THE IRISH DIFFICULTY. - [To THE EDITOR OF THE "
SPECTATOR."] SIR,—Some time ago, conversing with a Roman Catholic clergy- man, I remarked that two questions perplex this country, one affecting the tenure of land, the other relating to the Established Church. And I asked him whether he thought that if these ques- tions could be settled Ireland would be satisfied. He replied, " If the land question were fairly settled, the religious question
would not trouble us much." Another clergyman gave a similar answer, but with a variation to this effect, " We would settle the religious question ourselves." A third entirely differed from the other two, and gave prominence to the difficulty arising from the state of the Church.
No doubt the two difficulties run into one another, for it often happens that the landlords are Protestants, while the tenants are Catholics. This, however, is clear, that the country can never be prosperous, or the people be happy, unless the two classes make up their minds to practise fair dealing towards one another. But a case which came before the Lord Chief Justice at the Meath assizes last week, has called special attention to the respective claims of landlord and tenant in Ireland.
It is an old story. Alleged improvements on the part of the tenant, the absence of written agreement, writ of ejectment by the landlord. The Earl of Mayo seeks to eject Miss Bentley, the niece of his late agent, Mr. George McVittie, and she contends that sums of money were invested in the farm, with an under- standing that uncle and niece should hold the farm during their joint lives, or the life of the survivor. The Earl of Mayo writes to Miss Bentley that he regrets extremely the loss of her uncle, who was everything that he could wish, and an excellent tenant ; but he cannot comply with her wishes, having other intentions about the farm, and the sooner she can conveniently move the better.

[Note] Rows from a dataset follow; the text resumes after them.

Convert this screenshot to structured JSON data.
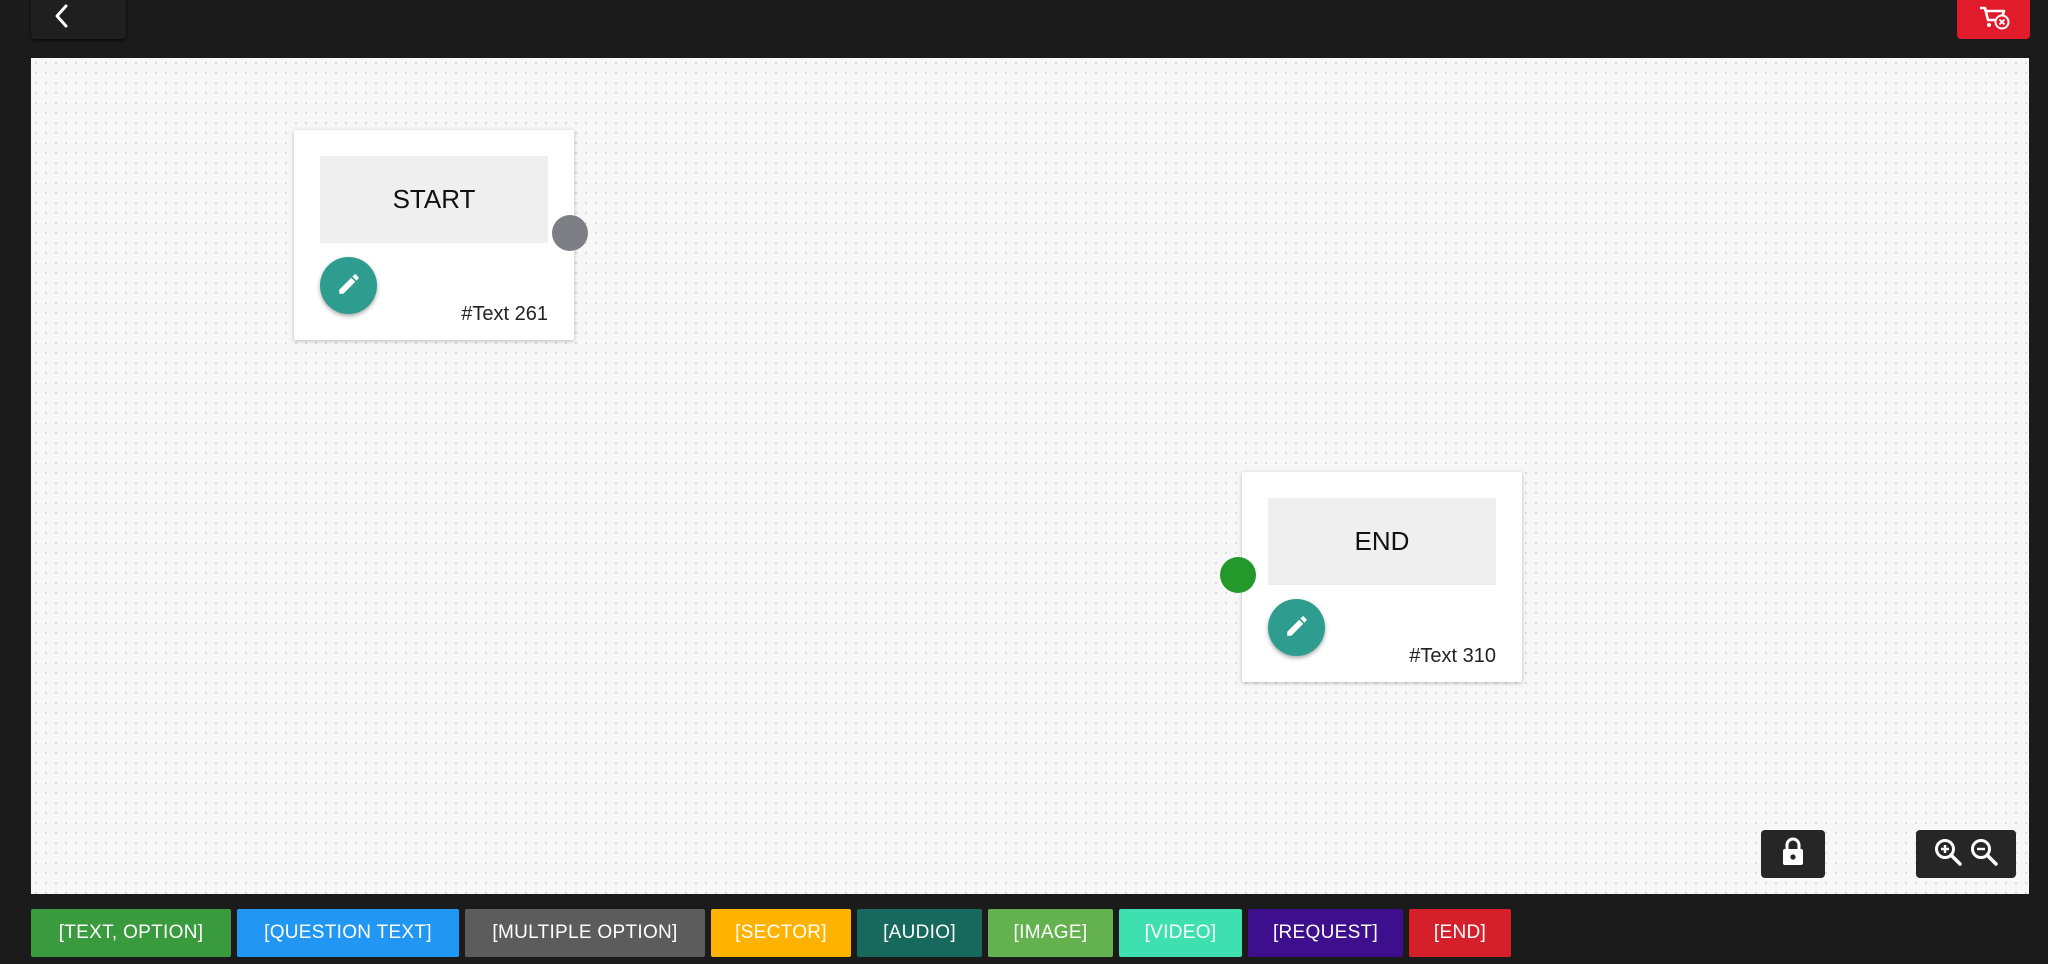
{
  "header": {
    "back_icon": "chevron-left-icon",
    "exit_icon": "cart-cancel-icon",
    "exit_color": "#e21b2b"
  },
  "canvas": {
    "nodes": [
      {
        "title": "START",
        "id_label": "#Text 261",
        "port_color": "#7d7f84"
      },
      {
        "title": "END",
        "id_label": "#Text 310",
        "port_color": "#22992a"
      }
    ],
    "tools": {
      "lock_icon": "lock-icon",
      "zoom_in_icon": "zoom-in-icon",
      "zoom_out_icon": "zoom-out-icon"
    }
  },
  "node_types": [
    {
      "label": "[TEXT, OPTION]",
      "color": "#3a9a3e"
    },
    {
      "label": "[QUESTION TEXT]",
      "color": "#2196f3"
    },
    {
      "label": "[MULTIPLE OPTION]",
      "color": "#5c5c5c"
    },
    {
      "label": "[SECTOR]",
      "color": "#ffb300"
    },
    {
      "label": "[AUDIO]",
      "color": "#16695c"
    },
    {
      "label": "[IMAGE]",
      "color": "#63b24f"
    },
    {
      "label": "[VIDEO]",
      "color": "#3fe0b0"
    },
    {
      "label": "[REQUEST]",
      "color": "#3d0f8c"
    },
    {
      "label": "[END]",
      "color": "#d5202c"
    }
  ]
}
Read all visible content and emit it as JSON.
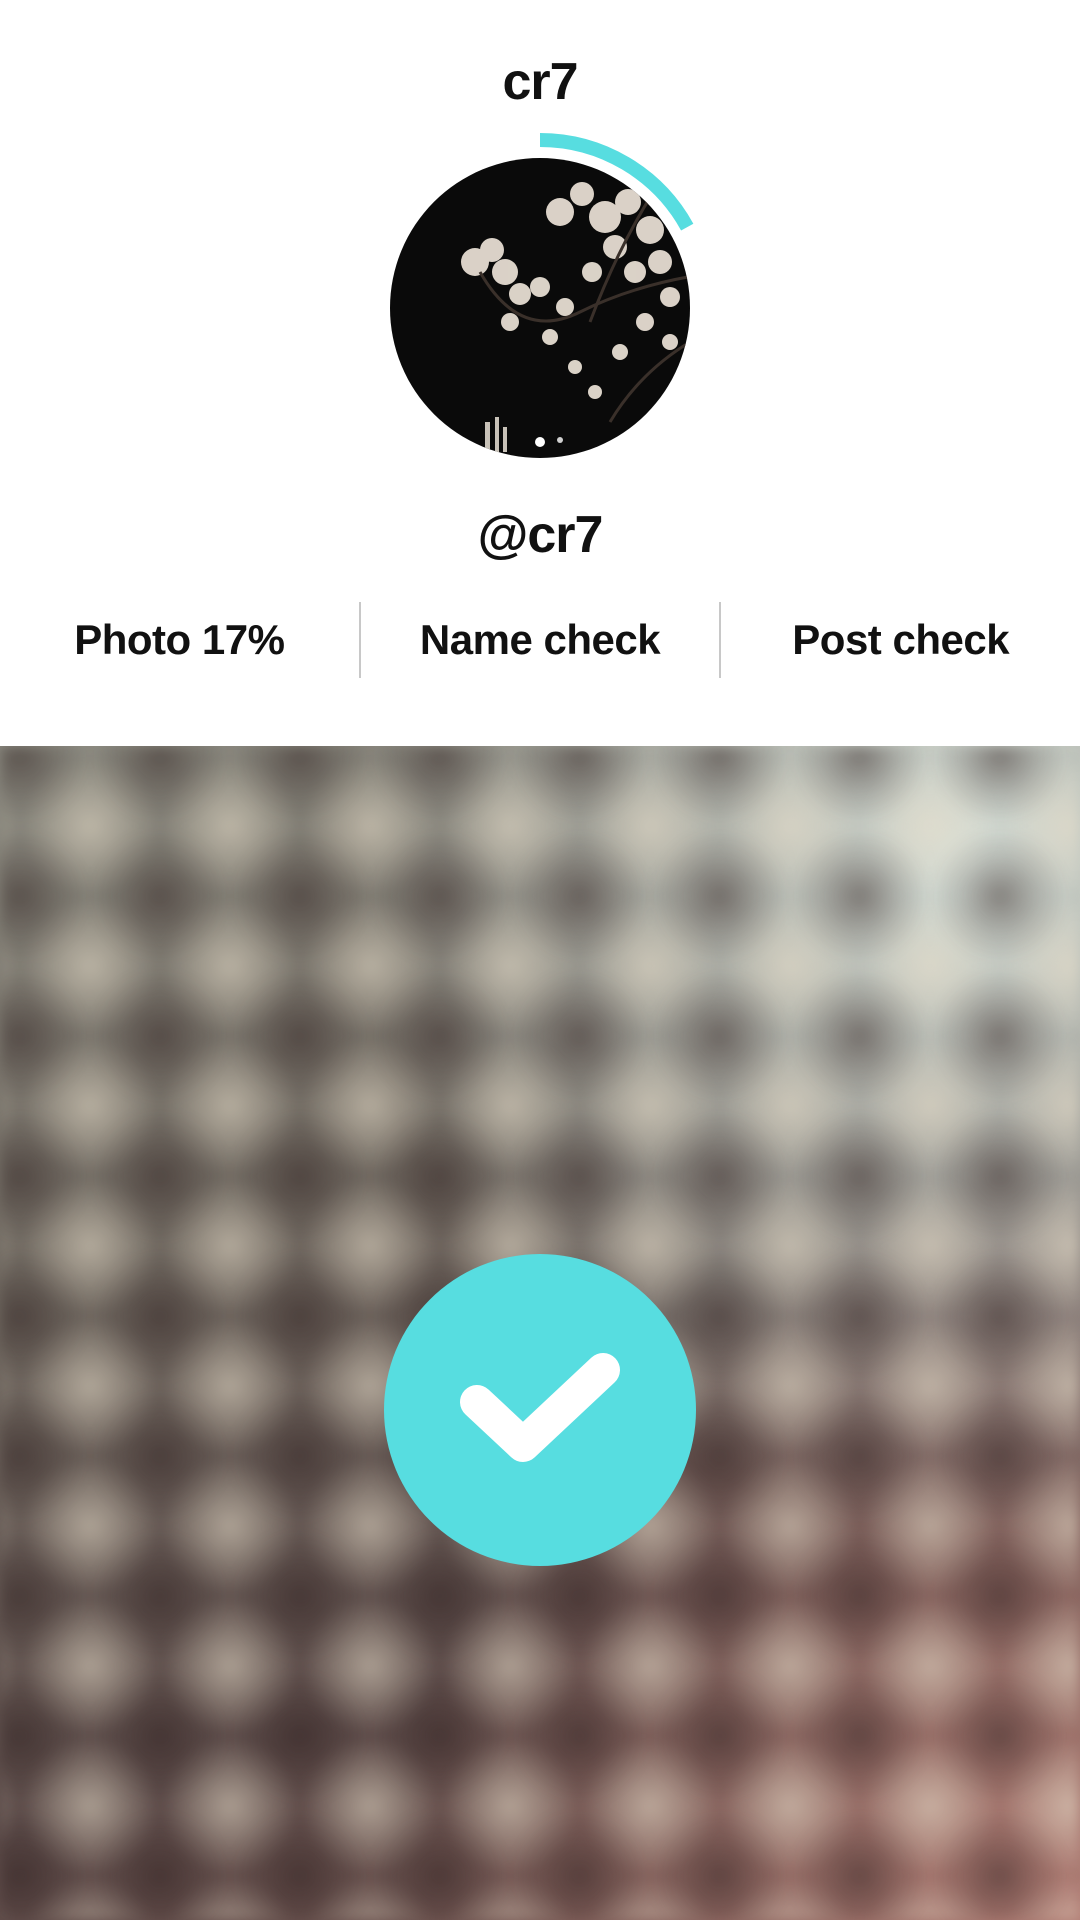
{
  "profile": {
    "title": "cr7",
    "handle": "@cr7",
    "progress_ring": {
      "progress_fraction": 0.17,
      "color": "#57dde0"
    },
    "avatar": {
      "description_icon": "cherry-blossom-photo"
    }
  },
  "stats": [
    {
      "label": "Photo 17%"
    },
    {
      "label": "Name check"
    },
    {
      "label": "Post check"
    }
  ],
  "actions": {
    "confirm_icon": "checkmark-icon",
    "confirm_color": "#57dde0"
  }
}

Now on this case, and on the general question, I offer no opinion, but I have made observations upon the holding of house property in Cork, and if that may be taken as a specimen, it is no wonder that the country is dissatisfied.
As a general rule, the owners of house property here will do as little as they possibly can for the houses ; and if a tenant effects improvements for his own convenience, their first impulse is to raise the rent. Two or three years ago I was speaking on this subject to a gentleman resident in Cork, and he narrated his own experience. Occupying a house at 30/. a year, he asked the landlord to do something in the way of repair, and met with a refusal. Then said he, "If I put in the improvements, will you raise the rent ?" " I will not," said the landlord, " you may take my word of honour for it." The gentleihan painted and papered the house, put in a bath, and altogether spent 80/. Soon after the landlord met him, and said, "I tell you what, I have been thinking that you have that house too cheap." " What," said the other, " have you forgotten your promise ?" " Oh ! come now," said the landlord, "another man would take an advantage of you, and raise you to 501.; but I will not do that, I will only ask 421." The gentleman was so indignant that he gave up the house altogether, and the general opinion was that he was a " fool " for spending money without having secured a written agreement. But what must we think of a landlord who could so violate his word? If we have only contempt for the simplicity of the tenant, and not a word of rebuke for the rapacity of the land- lord, it must be that a fellow-feeling makes us wondrous kind. And we might take a lesson from the canny Scot, who confessed, ‘i Honesty is the best policy, for I've tried baith."
However, I ought in justice to add that in some cases, where tenants are loud in accusing the landlord, their statements are entirely false, and the tenant, so far from laying out money in repair, has allowed the tenement to go to wreck and ruin, and in some cases of conflicting testimony it is often quite impossible to ascertain the truth.
For some reason or other it is difficult to buy freehold land for building purposes in this neighbourhood. The result is this—that many houses in Cork are held on repairing leases, or very com- monly the tenant purchases a lease, subject to a ground-rent, and on leaving the tenement he sells his interest. By this ar- rangement he is independent of his landlord, he makes what alteration he pleases, and on change of tenure drives his own bargain with the next tenant.
It seems that the advocates of " tenant-right " wish to intro- duce some such system in dealing with laud. But the owners of landed property look with disfavour upon independent tenants, and even claim the right of dictating in the exercise of the suffrage. It is stated that the change of legal qualification, whereby yearly tenants-at-will have the privilege of voting, has caused the pfactice of granting leases to go out of fashion. Tenancy-at-will, and the power of distress for non-payment of rent, make the landlord a master, and the tenant a serf, or little better. So say the tenants. Tenant-right means the confiscation of landed property, rejoin the landlords.
Whether any Government can establish fair dealing between the parties, and oblige both aides to give fair play, is a problem
which I cannot pretend to solve. But this is certain, that England has to bear the odium of many grievances of which . Englishmen are so far innocent, that they do not even understand them until they come to reside in this country.—I am your obedient servant, A RESIDENT. Corp, 1866.